15 Jan 2016 Aging infrastructure and foreign hackers mark the end of 2015
December’s cybersecurity news further illustrated the reality that foreign state hackers are targeting U.S. critical infrastructure. Of greater concern is the fact that much of our infrastructure security is inadequate to protect against a targeted attack. With outdated security and the growing adoption of the Industrial Internet of Things (IIoT), power grids, dams and other critical infrastructure are at increased risk of a successful network intrusion. Will recent legislation provide the protections needed to improve cybersecurity for critical infrastructure, or is it too little, too late? Read on to learn more about the news and events that capped 2015 and set the tone for the New Year.
Cyber protection a priority for GPS (The Hill, Dec. 4, 2015)
To most, GPS is a useful technology that helps us navigate unfamiliar roads, but GPS has become the backbone of our virtual infrastructure. It is widely used in military operations and controls and provides critical timing functions to ensure control over our power infrastructure. And, according to USAF Col. Brian Searcy (ret.), our global positioning system is a prime target for cybercriminals or nation state adversaries.
House unanimously passes bill boosting resources to fight cybercrime (The Hill, Dec. 10, 2015)
The House unanimously passed a bill to provide state and local governments with federal resources to fight cybercrime. The bill would direct the Department of Homeland Security’s (DHS) cyber hub — known as the National Cybersecurity and Communications Integration Center (NCCIC) — to provide state and local governments with technical training and strategic guidance to help bolster their cyber defenses. The bill is now awaiting a vote in the Senate.
Amit Yoran’s predictions for 2016 (RSA, Dec. 11, 2015)
RSA president, Amit Yoran, shared his insights and outlook for the security landscape in 2016. Of note, Yoran believes a critical breach of an ICS network is increasingly likely to occur in 2016. As we at Waterfall have cautioned for years, many ICS security systems are inadequate to prevent against targeted cyberattacks. And now as IIoT, remote access and automated workflows gain adoption within these critical networks, they are growing increasingly vulnerable to outside attacks. And, as Yoran notes, the potential impact of bringing down a power facility or water treatment plant is an attractive proposition for those who wish to do us harm.
AP Investigation: US power grid vulnerable to foreign hacks (Dec.21, 2015)

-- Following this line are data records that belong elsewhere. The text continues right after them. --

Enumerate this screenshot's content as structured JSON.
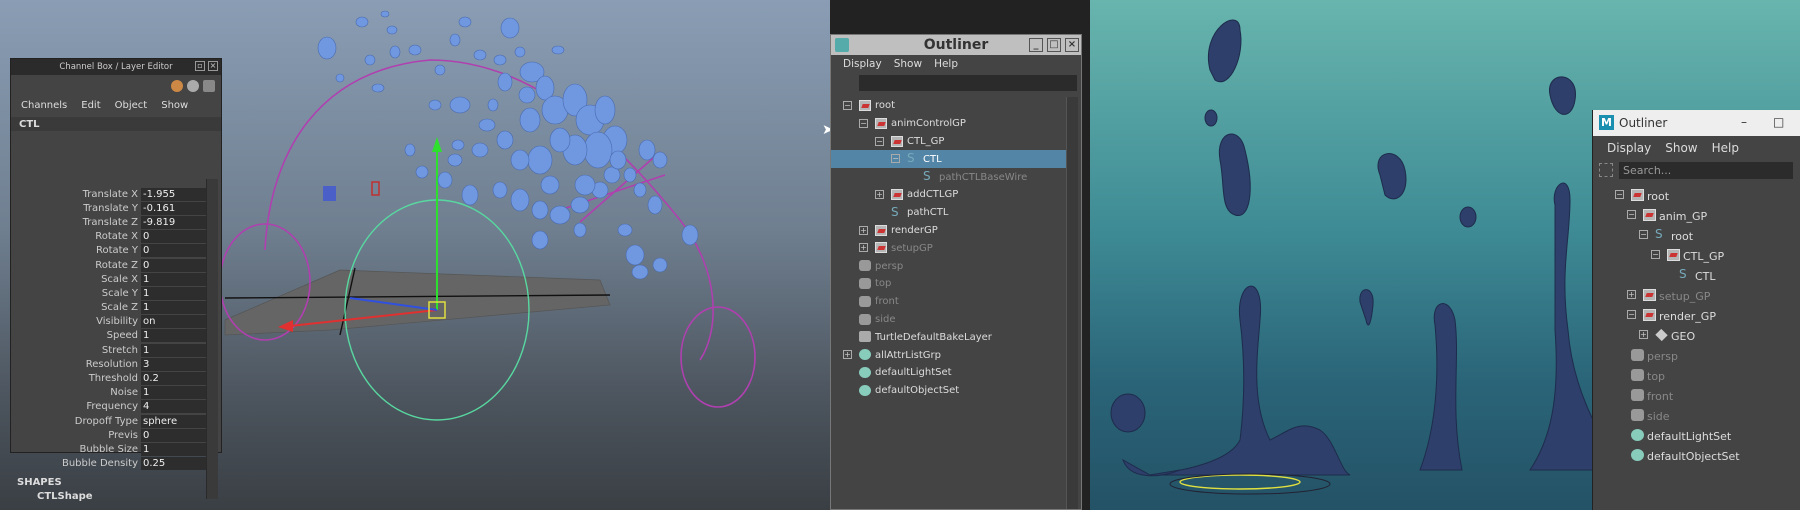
{
  "left_viewport": {
    "bg_top": "#8a9db4",
    "bg_bottom": "#3a3f44"
  },
  "channel_box": {
    "title": "Channel Box / Layer Editor",
    "menus": [
      "Channels",
      "Edit",
      "Object",
      "Show"
    ],
    "object": "CTL",
    "channels": [
      {
        "label": "Translate X",
        "value": "-1.955"
      },
      {
        "label": "Translate Y",
        "value": "-0.161"
      },
      {
        "label": "Translate Z",
        "value": "-9.819"
      },
      {
        "label": "Rotate X",
        "value": "0"
      },
      {
        "label": "Rotate Y",
        "value": "0"
      },
      {
        "label": "Rotate Z",
        "value": "0"
      },
      {
        "label": "Scale X",
        "value": "1"
      },
      {
        "label": "Scale Y",
        "value": "1"
      },
      {
        "label": "Scale Z",
        "value": "1"
      },
      {
        "label": "Visibility",
        "value": "on"
      },
      {
        "label": "Speed",
        "value": "1"
      },
      {
        "label": "Stretch",
        "value": "1"
      },
      {
        "label": "Resolution",
        "value": "3"
      },
      {
        "label": "Threshold",
        "value": "0.2"
      },
      {
        "label": "Noise",
        "value": "1"
      },
      {
        "label": "Frequency",
        "value": "4"
      },
      {
        "label": "Dropoff Type",
        "value": "sphere"
      },
      {
        "label": "Previs",
        "value": "0"
      },
      {
        "label": "Bubble Size",
        "value": "1"
      },
      {
        "label": "Bubble Density",
        "value": "0.25"
      }
    ],
    "shapes_header": "SHAPES",
    "shape_name": "CTLShape"
  },
  "outliner1": {
    "title": "Outliner",
    "menus": [
      "Display",
      "Show",
      "Help"
    ],
    "items": [
      {
        "label": "root",
        "depth": 0,
        "expander": "−",
        "icon": "group",
        "selected": false,
        "dim": false
      },
      {
        "label": "animControlGP",
        "depth": 1,
        "expander": "−",
        "icon": "group",
        "selected": false,
        "dim": false
      },
      {
        "label": "CTL_GP",
        "depth": 2,
        "expander": "−",
        "icon": "group",
        "selected": false,
        "dim": false
      },
      {
        "label": "CTL",
        "depth": 3,
        "expander": "−",
        "icon": "curve",
        "selected": true,
        "dim": false
      },
      {
        "label": "pathCTLBaseWire",
        "depth": 4,
        "expander": "",
        "icon": "curve",
        "selected": false,
        "dim": true
      },
      {
        "label": "addCTLGP",
        "depth": 2,
        "expander": "+",
        "icon": "group",
        "selected": false,
        "dim": false
      },
      {
        "label": "pathCTL",
        "depth": 2,
        "expander": "",
        "icon": "curve",
        "selected": false,
        "dim": false
      },
      {
        "label": "renderGP",
        "depth": 1,
        "expander": "+",
        "icon": "group",
        "selected": false,
        "dim": false
      },
      {
        "label": "setupGP",
        "depth": 1,
        "expander": "+",
        "icon": "group",
        "selected": false,
        "dim": true
      },
      {
        "label": "persp",
        "depth": 0,
        "expander": "",
        "icon": "camera",
        "selected": false,
        "dim": true
      },
      {
        "label": "top",
        "depth": 0,
        "expander": "",
        "icon": "camera",
        "selected": false,
        "dim": true
      },
      {
        "label": "front",
        "depth": 0,
        "expander": "",
        "icon": "camera",
        "selected": false,
        "dim": true
      },
      {
        "label": "side",
        "depth": 0,
        "expander": "",
        "icon": "camera",
        "selected": false,
        "dim": true
      },
      {
        "label": "TurtleDefaultBakeLayer",
        "depth": 0,
        "expander": "",
        "icon": "node",
        "selected": false,
        "dim": false
      },
      {
        "label": "allAttrListGrp",
        "depth": 0,
        "expander": "+",
        "icon": "set",
        "selected": false,
        "dim": false
      },
      {
        "label": "defaultLightSet",
        "depth": 0,
        "expander": "",
        "icon": "set",
        "selected": false,
        "dim": false
      },
      {
        "label": "defaultObjectSet",
        "depth": 0,
        "expander": "",
        "icon": "set",
        "selected": false,
        "dim": false
      }
    ]
  },
  "outliner2": {
    "title": "Outliner",
    "menus": [
      "Display",
      "Show",
      "Help"
    ],
    "search_placeholder": "Search...",
    "items": [
      {
        "label": "root",
        "depth": 0,
        "expander": "−",
        "icon": "group",
        "dim": false
      },
      {
        "label": "anim_GP",
        "depth": 1,
        "expander": "−",
        "icon": "group",
        "dim": false
      },
      {
        "label": "root",
        "depth": 2,
        "expander": "−",
        "icon": "curve",
        "dim": false
      },
      {
        "label": "CTL_GP",
        "depth": 3,
        "expander": "−",
        "icon": "group",
        "dim": false
      },
      {
        "label": "CTL",
        "depth": 4,
        "expander": "",
        "icon": "curve",
        "dim": false
      },
      {
        "label": "setup_GP",
        "depth": 1,
        "expander": "+",
        "icon": "group",
        "dim": true
      },
      {
        "label": "render_GP",
        "depth": 1,
        "expander": "−",
        "icon": "group",
        "dim": false
      },
      {
        "label": "GEO",
        "depth": 2,
        "expander": "+",
        "icon": "mesh",
        "dim": false
      },
      {
        "label": "persp",
        "depth": 0,
        "expander": "",
        "icon": "camera",
        "dim": true
      },
      {
        "label": "top",
        "depth": 0,
        "expander": "",
        "icon": "camera",
        "dim": true
      },
      {
        "label": "front",
        "depth": 0,
        "expander": "",
        "icon": "camera",
        "dim": true
      },
      {
        "label": "side",
        "depth": 0,
        "expander": "",
        "icon": "camera",
        "dim": true
      },
      {
        "label": "defaultLightSet",
        "depth": 0,
        "expander": "",
        "icon": "set",
        "dim": false
      },
      {
        "label": "defaultObjectSet",
        "depth": 0,
        "expander": "",
        "icon": "set",
        "dim": false
      }
    ]
  },
  "colors": {
    "selection": "#5285a6",
    "blob_blue": "#6f98e0",
    "rig_magenta": "#b040b0",
    "circle_green": "#58d8a0",
    "blob_navy": "#2d3f6a"
  }
}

The results of a year-long investigation by the Associated Press, underscore the very real concerns security experts have been warning about for years: foreign hackers are targeting U.S. critical infrastructures, with some success. According to the AP report, about a dozen times in the last decade, sophisticated foreign hackers have gained enough remote access to control power grid operations networks.
Former official: Iranians hacked into New York dam (CNN, Dec. 22, 2015)
According to a former official the hack of Bowman Avenue Dam near Rye Brook, New York in 2013, was a test by Iranian hackers who managed to get control of the dam’s floodgates. News of the attack highlights a growing concern among security experts about the susceptibility of infrastructure operated by outdated or retrofit technology. Until owners of critical infrastructure commit to upgrading their security posture, they will remain vulnerable to these foreign state hacker groups.
From our perspective, any legislation that moves cybersecurity preparedness forward for all industrial control networks is a good thing, but its success depends on complete support from the private sector, including privately owned critical infrastructure. Thus far, the response on the part of many executives has the cybersecurity experts at Waterfall concerned, particularly given the recent evidence that current IT-based security has been repeatedly compromised. At Waterfall, we remain dedicated to educating the market on these vulnerabilities and the dire need for hardware enforced unidirectional gateways.